◆ **Work task**
Using the records below, count the lines with "camera" in them. Give the number only.

▬▬▬▬▬▬

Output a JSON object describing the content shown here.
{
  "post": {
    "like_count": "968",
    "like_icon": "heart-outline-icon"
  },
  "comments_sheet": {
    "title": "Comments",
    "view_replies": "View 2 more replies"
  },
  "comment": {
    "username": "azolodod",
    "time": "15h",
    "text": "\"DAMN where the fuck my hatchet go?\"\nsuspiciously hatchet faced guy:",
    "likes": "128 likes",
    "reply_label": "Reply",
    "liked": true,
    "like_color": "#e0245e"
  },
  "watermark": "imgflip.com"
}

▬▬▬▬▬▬

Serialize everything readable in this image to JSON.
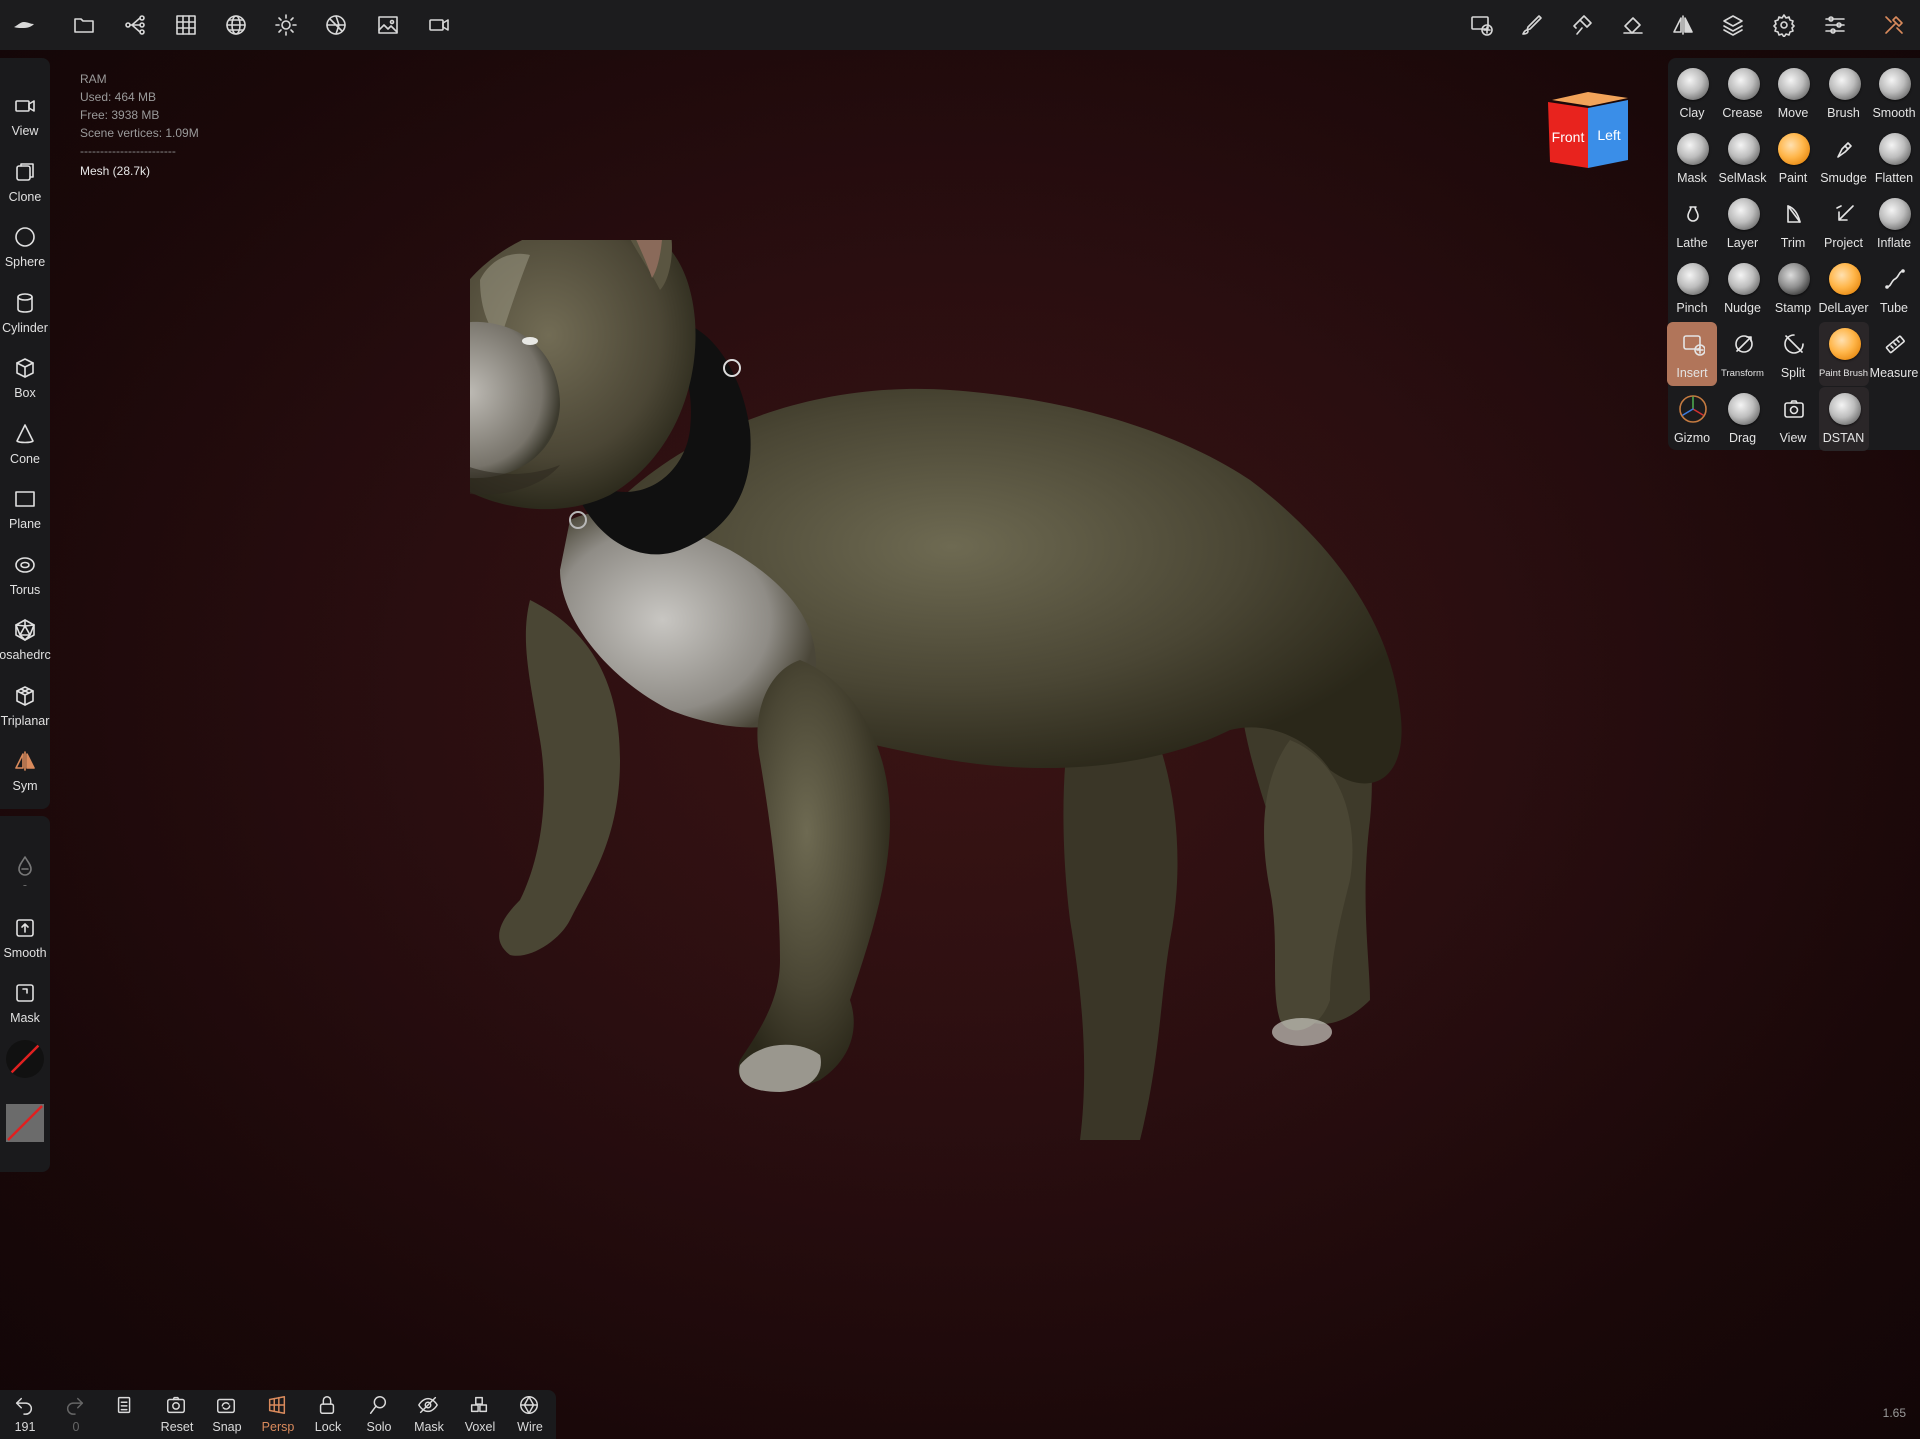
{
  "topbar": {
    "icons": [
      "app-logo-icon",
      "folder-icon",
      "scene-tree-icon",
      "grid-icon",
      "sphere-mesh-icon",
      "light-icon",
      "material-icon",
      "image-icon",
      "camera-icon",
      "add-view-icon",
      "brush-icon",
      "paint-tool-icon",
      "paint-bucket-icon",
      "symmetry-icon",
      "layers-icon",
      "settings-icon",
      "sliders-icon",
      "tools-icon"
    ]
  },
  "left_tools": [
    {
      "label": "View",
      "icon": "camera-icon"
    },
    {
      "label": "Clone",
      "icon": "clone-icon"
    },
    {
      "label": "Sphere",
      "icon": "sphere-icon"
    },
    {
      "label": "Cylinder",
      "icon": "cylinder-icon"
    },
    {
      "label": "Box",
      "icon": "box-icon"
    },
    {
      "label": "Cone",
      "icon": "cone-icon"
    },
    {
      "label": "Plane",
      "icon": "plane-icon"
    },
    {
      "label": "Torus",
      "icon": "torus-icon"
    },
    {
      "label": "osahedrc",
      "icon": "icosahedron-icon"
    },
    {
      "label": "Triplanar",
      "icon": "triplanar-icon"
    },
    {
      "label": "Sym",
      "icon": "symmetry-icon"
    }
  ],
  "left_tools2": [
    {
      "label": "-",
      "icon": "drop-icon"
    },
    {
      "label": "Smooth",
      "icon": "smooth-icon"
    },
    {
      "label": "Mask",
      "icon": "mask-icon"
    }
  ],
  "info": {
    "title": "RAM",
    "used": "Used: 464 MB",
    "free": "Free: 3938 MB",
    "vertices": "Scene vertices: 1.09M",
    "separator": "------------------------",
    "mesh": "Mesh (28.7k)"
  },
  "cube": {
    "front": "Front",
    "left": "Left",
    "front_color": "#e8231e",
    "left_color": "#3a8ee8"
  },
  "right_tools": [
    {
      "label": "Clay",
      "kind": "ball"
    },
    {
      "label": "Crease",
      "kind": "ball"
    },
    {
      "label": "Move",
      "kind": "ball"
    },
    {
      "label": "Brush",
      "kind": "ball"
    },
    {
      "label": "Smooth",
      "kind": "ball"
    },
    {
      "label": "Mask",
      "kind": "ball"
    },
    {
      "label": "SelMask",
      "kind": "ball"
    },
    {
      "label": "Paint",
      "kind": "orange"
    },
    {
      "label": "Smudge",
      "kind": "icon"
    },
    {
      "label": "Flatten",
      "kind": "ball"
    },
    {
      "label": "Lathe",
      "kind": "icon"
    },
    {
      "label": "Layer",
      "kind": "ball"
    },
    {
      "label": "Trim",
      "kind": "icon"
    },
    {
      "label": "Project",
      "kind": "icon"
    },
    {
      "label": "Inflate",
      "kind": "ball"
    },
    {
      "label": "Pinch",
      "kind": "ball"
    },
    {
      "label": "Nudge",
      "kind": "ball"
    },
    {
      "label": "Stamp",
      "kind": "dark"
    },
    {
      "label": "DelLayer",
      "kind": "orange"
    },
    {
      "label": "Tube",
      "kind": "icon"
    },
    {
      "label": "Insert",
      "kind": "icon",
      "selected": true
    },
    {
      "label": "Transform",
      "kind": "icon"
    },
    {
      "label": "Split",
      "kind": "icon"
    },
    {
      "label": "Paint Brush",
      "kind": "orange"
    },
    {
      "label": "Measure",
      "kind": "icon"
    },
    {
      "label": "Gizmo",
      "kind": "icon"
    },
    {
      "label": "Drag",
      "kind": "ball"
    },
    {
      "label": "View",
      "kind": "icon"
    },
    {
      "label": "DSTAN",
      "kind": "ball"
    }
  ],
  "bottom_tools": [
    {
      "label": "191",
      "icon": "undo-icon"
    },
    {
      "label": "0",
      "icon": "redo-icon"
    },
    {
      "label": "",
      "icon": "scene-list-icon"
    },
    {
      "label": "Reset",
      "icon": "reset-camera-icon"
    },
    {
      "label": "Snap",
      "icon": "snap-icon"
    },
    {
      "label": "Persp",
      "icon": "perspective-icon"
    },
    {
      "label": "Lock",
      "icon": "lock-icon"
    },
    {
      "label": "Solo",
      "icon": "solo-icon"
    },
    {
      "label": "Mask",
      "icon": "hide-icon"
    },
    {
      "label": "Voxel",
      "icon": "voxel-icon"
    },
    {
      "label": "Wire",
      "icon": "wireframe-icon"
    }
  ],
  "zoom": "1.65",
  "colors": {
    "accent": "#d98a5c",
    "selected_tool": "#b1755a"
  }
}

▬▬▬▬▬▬

◆ **Exercise result**
3